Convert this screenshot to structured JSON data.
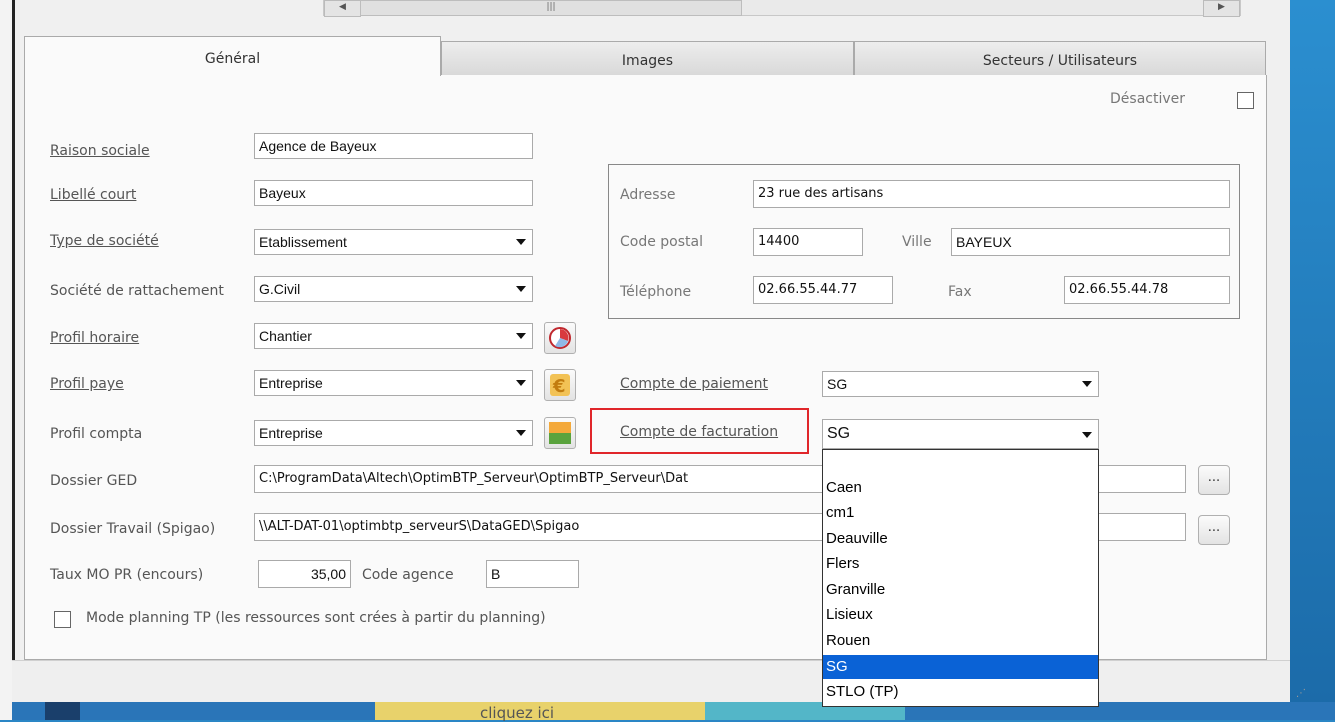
{
  "tabs": [
    "Général",
    "Images",
    "Secteurs / Utilisateurs"
  ],
  "desactiver_label": "Désactiver",
  "labels": {
    "raison_sociale": "Raison sociale",
    "libelle_court": "Libellé court",
    "type_societe": "Type de société",
    "societe_rattachement": "Société de rattachement",
    "profil_horaire": "Profil horaire",
    "profil_paye": "Profil paye",
    "profil_compta": "Profil compta",
    "dossier_ged": "Dossier GED",
    "dossier_travail": "Dossier Travail (Spigao)",
    "taux_mo": "Taux MO PR (encours)",
    "code_agence": "Code agence",
    "adresse": "Adresse",
    "code_postal": "Code postal",
    "ville": "Ville",
    "telephone": "Téléphone",
    "fax": "Fax",
    "compte_paiement": "Compte de paiement",
    "compte_facturation": "Compte de facturation",
    "mode_planning": "Mode planning TP (les ressources sont crées à partir du planning)"
  },
  "values": {
    "raison_sociale": "Agence de Bayeux",
    "libelle_court": "Bayeux",
    "type_societe": "Etablissement",
    "societe_rattachement": "G.Civil",
    "profil_horaire": "Chantier",
    "profil_paye": "Entreprise",
    "profil_compta": "Entreprise",
    "dossier_ged": "C:\\ProgramData\\Altech\\OptimBTP_Serveur\\OptimBTP_Serveur\\Dat",
    "dossier_travail": "\\\\ALT-DAT-01\\optimbtp_serveurS\\DataGED\\Spigao",
    "taux_mo": "35,00",
    "code_agence": "B",
    "adresse": "23 rue des artisans",
    "code_postal": "14400",
    "ville": "BAYEUX",
    "telephone": "02.66.55.44.77",
    "fax": "02.66.55.44.78",
    "compte_paiement": "SG",
    "compte_facturation": "SG"
  },
  "dots_label": "...",
  "dropdown_options": [
    "",
    "Caen",
    "cm1",
    "Deauville",
    "Flers",
    "Granville",
    "Lisieux",
    "Rouen",
    "SG",
    "STLO (TP)"
  ],
  "dropdown_selected": "SG",
  "background_text": "cliquez ici",
  "icons": {
    "profil_horaire": "clock-chart-icon",
    "profil_paye": "euro-icon",
    "profil_compta": "ledger-icon"
  },
  "colors": {
    "highlight_border": "#e0262a",
    "selection": "#0a62d6"
  }
}
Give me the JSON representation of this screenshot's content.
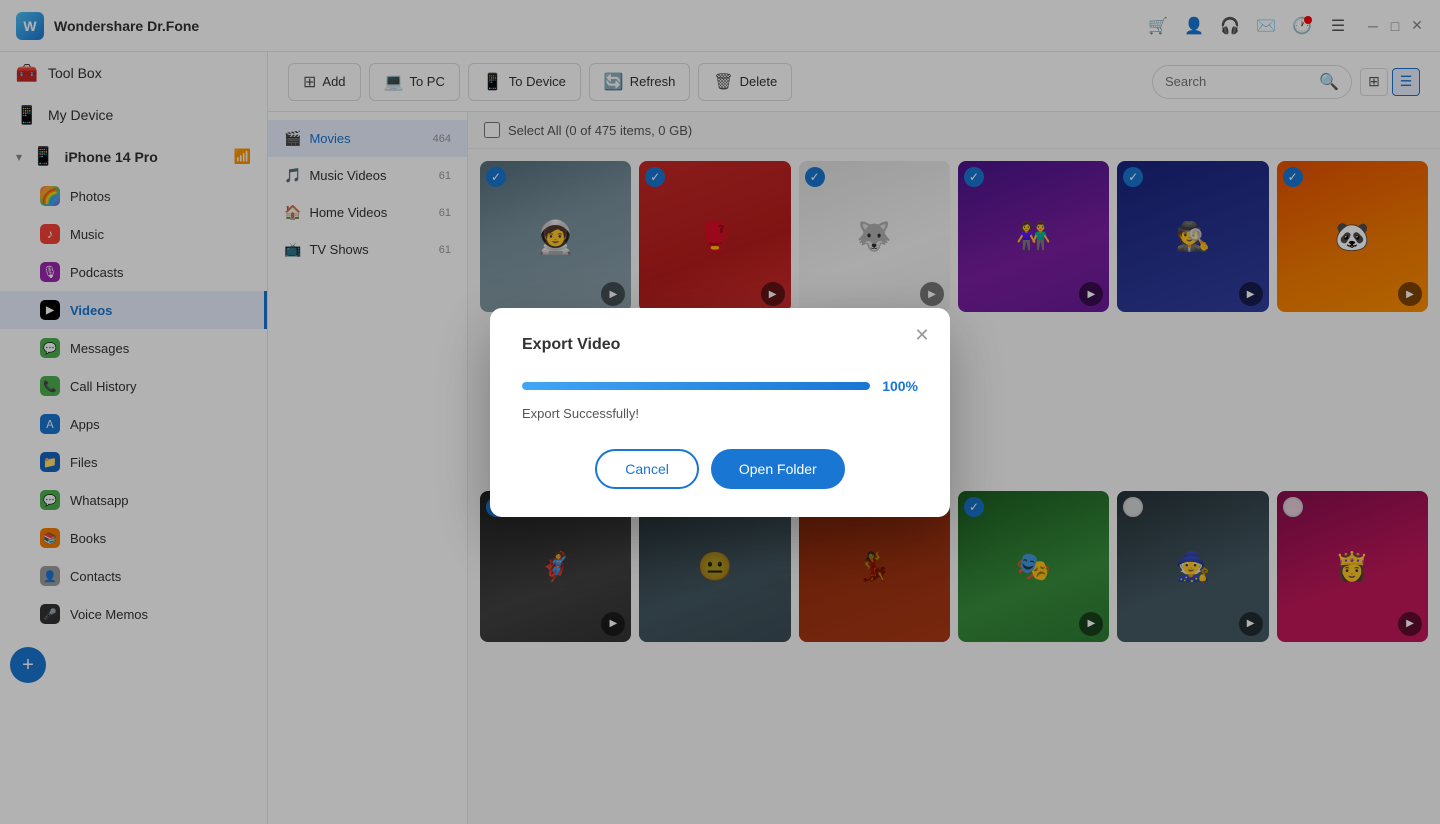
{
  "app": {
    "title": "Wondershare Dr.Fone",
    "logo_text": "W"
  },
  "titlebar": {
    "icons": [
      "cart",
      "user",
      "headset",
      "mail",
      "clock",
      "list"
    ],
    "window_controls": [
      "minimize",
      "maximize",
      "close"
    ]
  },
  "sidebar": {
    "toolbox_label": "Tool Box",
    "my_device_label": "My Device",
    "device_name": "iPhone 14 Pro",
    "items": [
      {
        "id": "photos",
        "label": "Photos",
        "icon": "📷"
      },
      {
        "id": "music",
        "label": "Music",
        "icon": "🎵"
      },
      {
        "id": "podcasts",
        "label": "Podcasts",
        "icon": "🎙"
      },
      {
        "id": "videos",
        "label": "Videos",
        "icon": "📺",
        "active": true
      },
      {
        "id": "messages",
        "label": "Messages",
        "icon": "💬"
      },
      {
        "id": "callhistory",
        "label": "Call History",
        "icon": "📞"
      },
      {
        "id": "apps",
        "label": "Apps",
        "icon": "🅰"
      },
      {
        "id": "files",
        "label": "Files",
        "icon": "📁"
      },
      {
        "id": "whatsapp",
        "label": "Whatsapp",
        "icon": "💬"
      },
      {
        "id": "books",
        "label": "Books",
        "icon": "📚"
      },
      {
        "id": "contacts",
        "label": "Contacts",
        "icon": "👤"
      },
      {
        "id": "voicememos",
        "label": "Voice Memos",
        "icon": "🎤"
      }
    ]
  },
  "subnav": {
    "items": [
      {
        "id": "movies",
        "label": "Movies",
        "count": "464",
        "active": true
      },
      {
        "id": "music-videos",
        "label": "Music Videos",
        "count": "61"
      },
      {
        "id": "home-videos",
        "label": "Home Videos",
        "count": "61"
      },
      {
        "id": "tv-shows",
        "label": "TV Shows",
        "count": "61"
      }
    ]
  },
  "toolbar": {
    "add_label": "Add",
    "to_pc_label": "To PC",
    "to_device_label": "To Device",
    "refresh_label": "Refresh",
    "delete_label": "Delete",
    "search_placeholder": "Search"
  },
  "select_all": {
    "label": "Select All (0 of 475 items, 0 GB)"
  },
  "videos": {
    "items": [
      {
        "id": "v1",
        "checked": true,
        "class": "vt-1"
      },
      {
        "id": "v2",
        "checked": true,
        "class": "vt-2"
      },
      {
        "id": "v3",
        "checked": true,
        "class": "vt-3"
      },
      {
        "id": "v4",
        "checked": true,
        "class": "vt-4"
      },
      {
        "id": "v5",
        "checked": true,
        "class": "vt-5"
      },
      {
        "id": "v6",
        "checked": true,
        "class": "vt-6"
      },
      {
        "id": "v7",
        "checked": true,
        "class": "vt-7"
      },
      {
        "id": "v8",
        "checked": false,
        "class": "vt-8"
      },
      {
        "id": "v9",
        "checked": false,
        "class": "vt-9"
      },
      {
        "id": "v10",
        "checked": true,
        "class": "vt-10"
      },
      {
        "id": "v11",
        "checked": false,
        "class": "vt-11"
      },
      {
        "id": "v12",
        "checked": false,
        "class": "vt-12"
      }
    ]
  },
  "modal": {
    "title": "Export Video",
    "progress_pct": 100,
    "progress_pct_label": "100%",
    "status": "Export Successfully!",
    "cancel_label": "Cancel",
    "open_folder_label": "Open Folder"
  }
}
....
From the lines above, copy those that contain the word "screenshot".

__Answer area__:
Convert this screenshot to structured JSON data.
Give me the JSON representation of this screenshot's content.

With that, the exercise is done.